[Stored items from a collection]
○ ○ ○ ○

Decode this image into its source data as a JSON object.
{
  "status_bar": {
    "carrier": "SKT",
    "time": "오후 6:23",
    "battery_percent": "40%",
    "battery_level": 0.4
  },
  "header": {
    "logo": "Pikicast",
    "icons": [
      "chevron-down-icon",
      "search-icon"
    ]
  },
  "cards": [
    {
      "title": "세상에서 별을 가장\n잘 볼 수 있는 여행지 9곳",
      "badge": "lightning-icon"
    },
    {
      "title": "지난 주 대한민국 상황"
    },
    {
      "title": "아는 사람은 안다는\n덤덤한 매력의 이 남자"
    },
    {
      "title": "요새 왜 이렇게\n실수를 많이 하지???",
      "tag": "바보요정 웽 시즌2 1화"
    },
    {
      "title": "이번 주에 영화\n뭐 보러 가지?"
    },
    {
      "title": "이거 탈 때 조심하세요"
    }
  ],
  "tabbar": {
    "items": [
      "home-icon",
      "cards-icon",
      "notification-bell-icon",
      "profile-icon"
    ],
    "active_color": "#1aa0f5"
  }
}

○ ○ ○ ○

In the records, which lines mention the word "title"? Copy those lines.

§ **Answer for the task**
      "title": "세상에서 별을 가장\n잘 볼 수 있는 여행지 9곳",
      "title": "지난 주 대한민국 상황"
      "title": "아는 사람은 안다는\n덤덤한 매력의 이 남자"
      "title": "요새 왜 이렇게\n실수를 많이 하지???",
      "title": "이번 주에 영화\n뭐 보러 가지?"
      "title": "이거 탈 때 조심하세요"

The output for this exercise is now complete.